Abstract: »The next chapter is, likewise, concerned with the implications of returning to the topic of ‘rape in antiquity’ more than twenty years on. The chapter in question is my own, ‘Revisiting the vulnerability of Athena: Rape, sexual conflict and the “myth instinct” ’. I return to the ‘erotic pursuit’ – to use the term favoured in the 1990s and just critiqued in the present book by Serino, Osborne, and Räuchle – by a god, Hephaistos, of a goddess, Athena. I return, also, to my 1997 discussion of the outcome of the encounter: a child, Erichthonios, whose birth might confirm the success of an attempt to rape a goddess or might confirm the difficulties that come with interpreting an encounter between gods as ‘rape’. My chapter moves beyond what I was seeking to do in 1997, which was to situate the encounter between Athena and Hephaistos within a typology of encounters between gods and different categories of young mythological females. Now, however, I introduce a further context which I would not have contemplated in 1997 but which, for the past few years, I have been exploring as a potential means to understand sexual behaviour, namely feminist evolutionary theory. As I stress, I am not seeking to move away from the ancient cultural contexts for how sexuality and sexual behaviour are understood; it is, rather, the case that I am seeking to off er a further context for understanding what work is being done in representations of sexual behaviour.« (Source: Deacy, Susan. »Introduction: 'Twenty Years Ago': Revisiting Rape in Antiquity.« Revisiting Rape in Antiquity: Sexualised Violence in Greek and Roman Worlds. Edited by Susan Deacy et al. London 2023: p. 10)

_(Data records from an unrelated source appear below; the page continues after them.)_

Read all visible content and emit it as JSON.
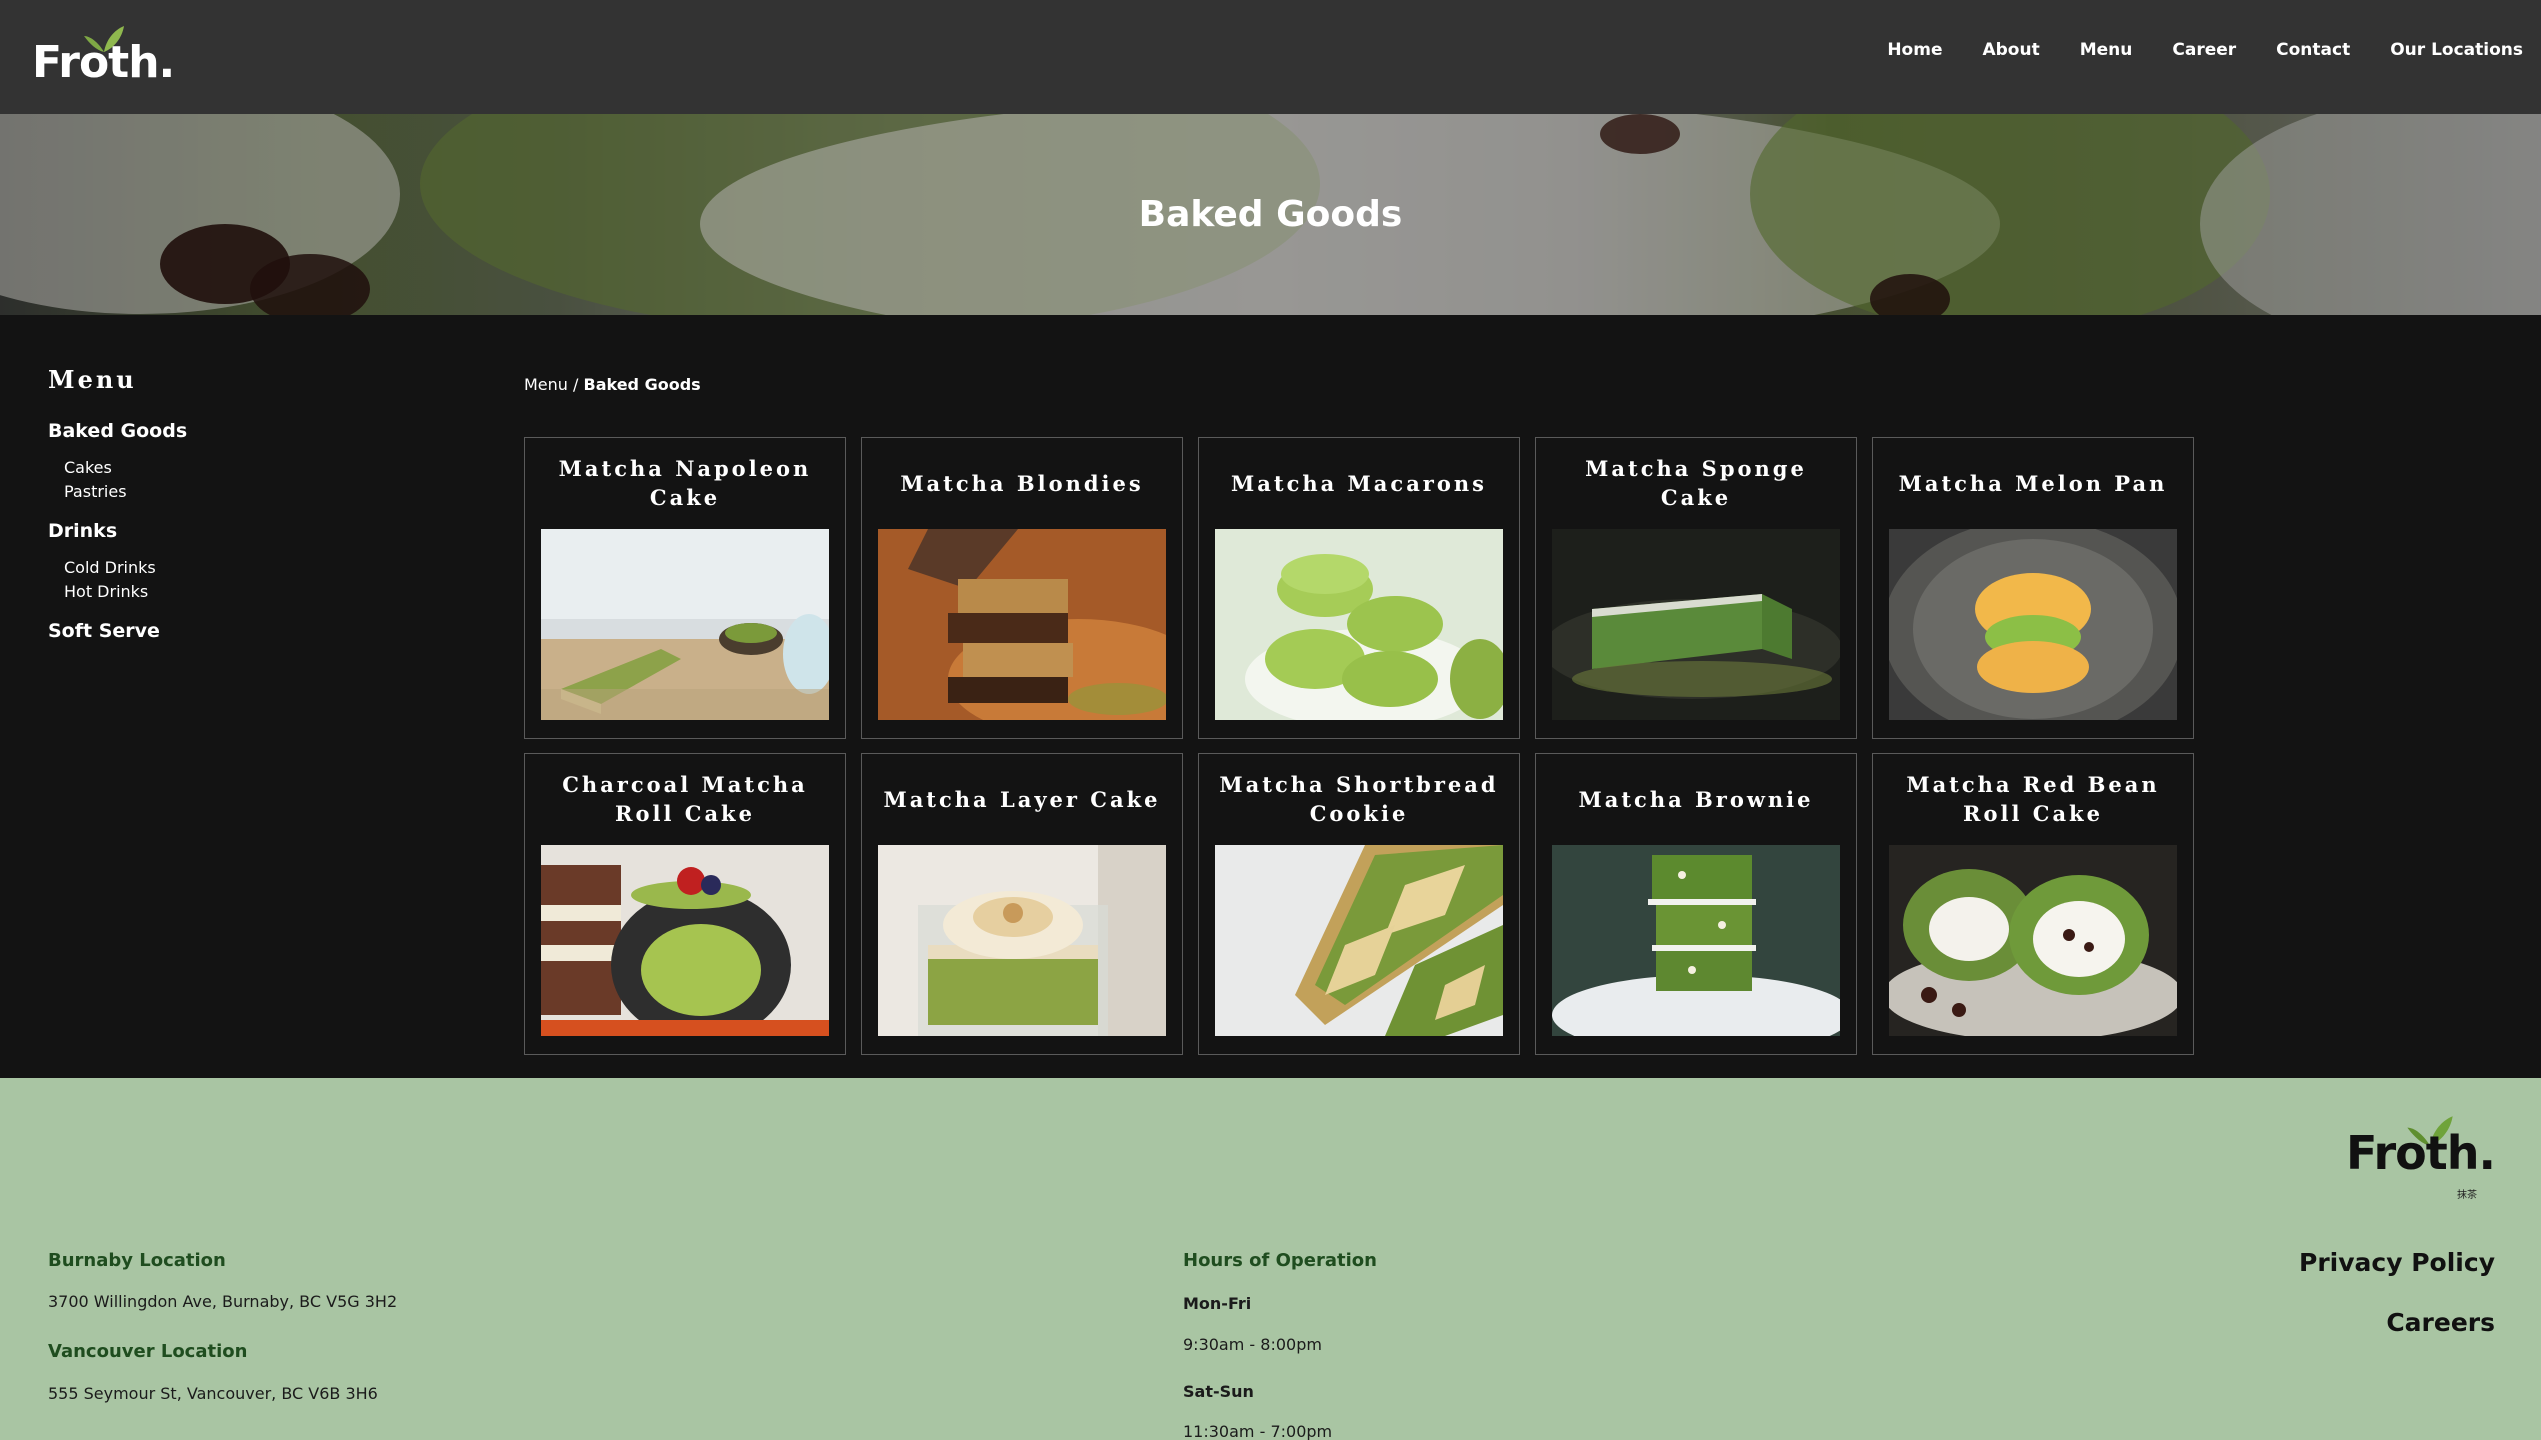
{
  "brand": {
    "name": "Froth.",
    "footer_sub": "抹茶"
  },
  "nav": [
    {
      "label": "Home"
    },
    {
      "label": "About"
    },
    {
      "label": "Menu"
    },
    {
      "label": "Career"
    },
    {
      "label": "Contact"
    },
    {
      "label": "Our Locations"
    }
  ],
  "hero": {
    "title": "Baked Goods"
  },
  "sidebar": {
    "title": "Menu",
    "categories": [
      {
        "label": "Baked Goods",
        "subs": [
          "Cakes",
          "Pastries"
        ]
      },
      {
        "label": "Drinks",
        "subs": [
          "Cold Drinks",
          "Hot Drinks"
        ]
      },
      {
        "label": "Soft Serve",
        "subs": []
      }
    ]
  },
  "breadcrumb": {
    "root": "Menu",
    "separator": " / ",
    "current": "Baked Goods"
  },
  "products": [
    {
      "name": "Matcha Napoleon Cake",
      "image": "napoleon-cake-photo"
    },
    {
      "name": "Matcha Blondies",
      "image": "blondies-photo"
    },
    {
      "name": "Matcha Macarons",
      "image": "macarons-photo"
    },
    {
      "name": "Matcha Sponge Cake",
      "image": "sponge-cake-photo"
    },
    {
      "name": "Matcha Melon Pan",
      "image": "melon-pan-photo"
    },
    {
      "name": "Charcoal Matcha Roll Cake",
      "image": "charcoal-roll-cake-photo"
    },
    {
      "name": "Matcha Layer Cake",
      "image": "layer-cake-photo"
    },
    {
      "name": "Matcha Shortbread Cookie",
      "image": "shortbread-cookie-photo"
    },
    {
      "name": "Matcha Brownie",
      "image": "brownie-photo"
    },
    {
      "name": "Matcha Red Bean Roll Cake",
      "image": "red-bean-roll-cake-photo"
    }
  ],
  "footer": {
    "locations": [
      {
        "title": "Burnaby Location",
        "address": "3700 Willingdon Ave, Burnaby, BC V5G 3H2"
      },
      {
        "title": "Vancouver Location",
        "address": "555 Seymour St, Vancouver, BC V6B 3H6"
      }
    ],
    "hours": {
      "title": "Hours of Operation",
      "rows": [
        {
          "days": "Mon-Fri",
          "time": "9:30am - 8:00pm"
        },
        {
          "days": "Sat-Sun",
          "time": "11:30am - 7:00pm"
        }
      ]
    },
    "links": [
      {
        "label": "Privacy Policy"
      },
      {
        "label": "Careers"
      }
    ]
  },
  "colors": {
    "header_bg": "#333333",
    "main_bg": "#131313",
    "footer_bg": "#a9c5a3",
    "footer_heading": "#1f4d1f",
    "matcha": "#7fa845"
  }
}
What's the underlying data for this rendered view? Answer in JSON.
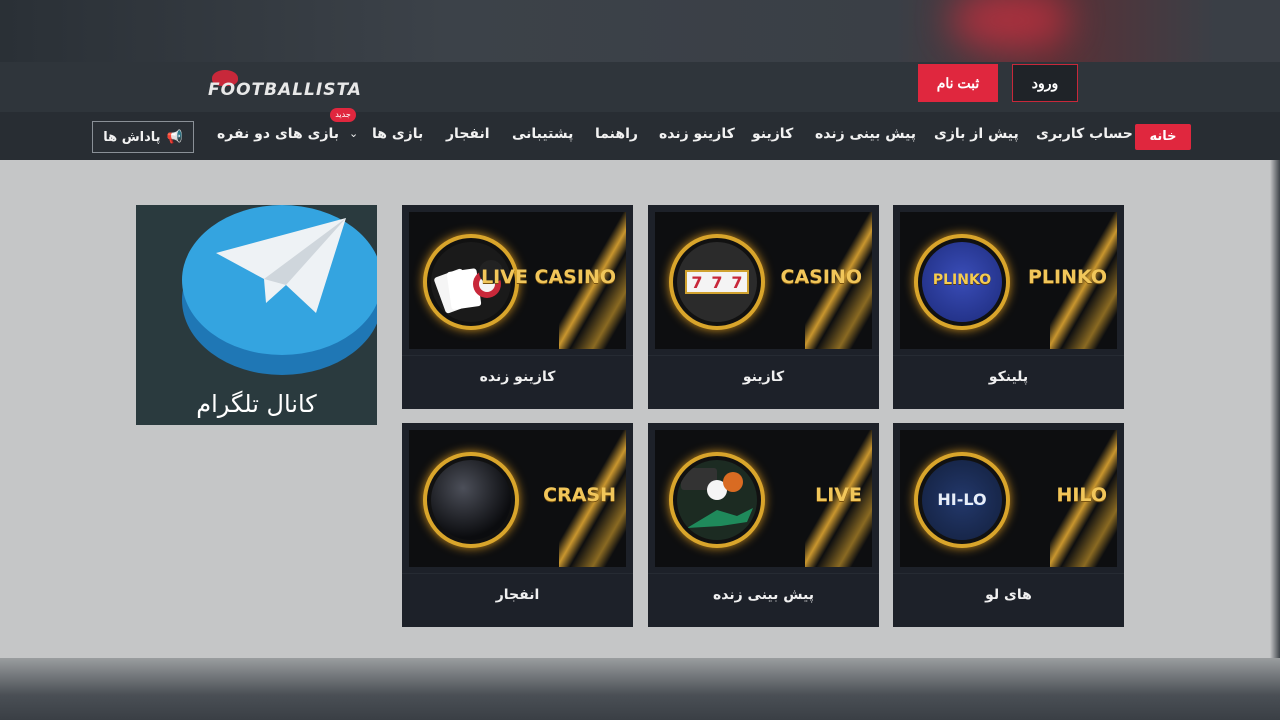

  Athena and ‘how rape is constructed’ (p. 169)
  Athena and the ‘myth instinct’ (p. 171)
  Hephaistos, Athena and female mate choice (p. 174)
  Conclusions: The reassuring Athena revisited (p. 177)
  Notes (p. 178)
  Bibliography (p. 180)

Publication: Deacy, Susan. »The Vulnerability of Athena: Parthenoi and Rape in Greek Myth.« Rape in Antiquity: Sexual Violence in the Greek and Roman Worlds. Edited by Susan Deacy et al. London 1997: 43-64. Bibliographic Entry: Info

Wikipedia: Ancient history: Ancient Greece | Myth: Greek mythology / Athena, Hephaestus | Sex and the law: Rape / Rape in Greek mythology